Republicans facing off in Saturday night’s presidential debate sparred over whose anti-choice stances were the most draconian.
During the debate at Saint Anselm College in Manchester, New Hampshire, conservative commentator Mary Katharine Ham questioned Sen. Marco Rubio (R-FL) about how he could reach young voters on “social issues” such as same-sex marriage and abortion when Democrats charged that his stances showed “intolerance and extremism.”
Rubio responded by suggesting that abortion is “a human rights issue” that requires balancing women’s bodily autonomy with the legal rights of a fetus. “They’re in conflict,” Rubio said. “And as a policymaker, I must choose which one of these two sides takes precedence. And I have chosen to err on the side of life.”
The Florida senator criticized the media for not posing similar questions to Democratic candidates during their party’s debates, demanding that Hillary Clinton and the Democratic Party be held accountable for being what he deemed as “extremists” on abortion rights.
Appreciate our work?
Rewire is a non-profit independent media publication. Your tax-deductible contribution helps support our research, reporting, and analysis.
“There has been five Democratic debates. The media has not asked them a single question on abortion, and on abortion, the Democrats are extremists.

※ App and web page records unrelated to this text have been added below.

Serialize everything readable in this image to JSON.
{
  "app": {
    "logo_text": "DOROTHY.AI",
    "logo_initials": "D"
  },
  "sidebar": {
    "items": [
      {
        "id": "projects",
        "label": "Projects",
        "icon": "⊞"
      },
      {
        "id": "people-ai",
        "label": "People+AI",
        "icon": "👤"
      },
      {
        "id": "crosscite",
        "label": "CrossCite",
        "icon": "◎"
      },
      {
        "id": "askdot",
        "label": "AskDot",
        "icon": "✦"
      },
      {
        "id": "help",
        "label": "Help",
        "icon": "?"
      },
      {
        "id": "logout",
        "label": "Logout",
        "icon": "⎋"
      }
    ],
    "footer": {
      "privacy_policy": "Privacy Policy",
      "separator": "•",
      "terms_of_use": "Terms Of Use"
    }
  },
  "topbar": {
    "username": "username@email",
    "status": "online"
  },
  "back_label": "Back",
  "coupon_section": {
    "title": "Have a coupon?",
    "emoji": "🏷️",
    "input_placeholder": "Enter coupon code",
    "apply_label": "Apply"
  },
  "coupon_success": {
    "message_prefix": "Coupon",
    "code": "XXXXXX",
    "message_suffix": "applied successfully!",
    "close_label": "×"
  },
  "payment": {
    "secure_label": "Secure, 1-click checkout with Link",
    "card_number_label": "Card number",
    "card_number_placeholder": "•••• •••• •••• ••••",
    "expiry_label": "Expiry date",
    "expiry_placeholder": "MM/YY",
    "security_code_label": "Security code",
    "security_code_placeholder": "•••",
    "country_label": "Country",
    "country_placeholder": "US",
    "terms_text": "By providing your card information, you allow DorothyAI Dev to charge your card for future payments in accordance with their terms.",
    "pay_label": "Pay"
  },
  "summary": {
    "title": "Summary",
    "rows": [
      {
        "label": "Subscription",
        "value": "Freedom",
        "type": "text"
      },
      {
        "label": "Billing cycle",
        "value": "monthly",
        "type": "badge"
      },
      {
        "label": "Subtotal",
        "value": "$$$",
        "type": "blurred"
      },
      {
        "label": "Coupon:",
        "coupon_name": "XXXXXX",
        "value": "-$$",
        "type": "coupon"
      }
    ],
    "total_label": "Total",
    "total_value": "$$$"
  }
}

Why doesn’t the media ask Hillary Clinton why she believes that all abortion should be legal, even on the due date of that unborn child?” Rubio said, promoting the disproved notion pushed by conservatives that abortion is common in the late stages of pregnancy.
Abortions during the third trimester are exceedingly rare—about 1 percent of abortions occur after 21 weeks of pregnancy. State laws severely restrict access to the medical procedure in the late stages of pregnancy, despite criticism from medical professionals who note that many common health issues in both the fetus and pregnant person are not detected until that late point in the pregnancy.
“Why don’t they ask Hillary Clinton why she believes that partial birth abortion, which is a gruesome procedure that has been outlawed in this country. She thinks that’s a fundamental right,” Rubio asked, using the ambiguous term coined by anti-choice activists who use inflammatory rhetoric to make it difficult for lawmakers to oppose their legislative priorities.
The senator ignored that Clinton has consistently said she is open to some restrictions, including so-called partial birth abortion bans, as long as they include exceptions.
Former Florida Gov. Jeb Bush, after a follow-up question about recent charges made against Rubio alleging he is “too pro-life” to win the general election, pivoted to laud his efforts to undermine access to abortion.
“Look, I’m pro-life. In fact, on this stage, I’m the most pro-life person because I’ve acted on it for eight years as governor of the state of Florida,” Bush said, pointing to his work funding crisis pregnancy centers in the state, and erecting additional barriers to abortion access.
Rubio fired back that if he were elected, he would sign anti-choice measures that contained exceptions for rape, incest, and the life of the patient, but that he “would rather lose an election than be wrong” about abortion.
New Jersey Gov. Chris Christie chimed in that he, too, has a long history of attacking reproductive health in his home state.
“I’ve been pretty helpful to the pro-life cause in one of the most pro-choice states in the union,” Christie bragged, referring to the $7.5 million he cut from the state budget meant for funding family planning service providers, including Planned Parenthood.
Clinton responded to Republicans’ criticism of her abortion stance during a Sunday interview on CBS’ Face the Nation, calling Rubio’s attacks “pretty pathetic,” before clarifying her own views.
“This is something that illustrates how Sen. Rubio has just been going as far as he can to try to, I guess, buttress his credentials with certain parts of the Republican constituency,” Clinton said. “I’ve been on record for years about where I stand on making abortions safe and legal, the exceptions that are appropriate that should be looked into, and the very difficult choices that very few women have to confront that lead to excruciating kinds of decisions.”
Clinton pointed to the specifics of Roe v. Wade, addressing Republicans’ claims that she would allow abortions at any stage in pregnancy without restrictions. “People should go back and read Roe v. Wade. Reasonable kinds of restrictions can be imposed as long as the life and health of the mother are taken into account and that’s what the law is today.”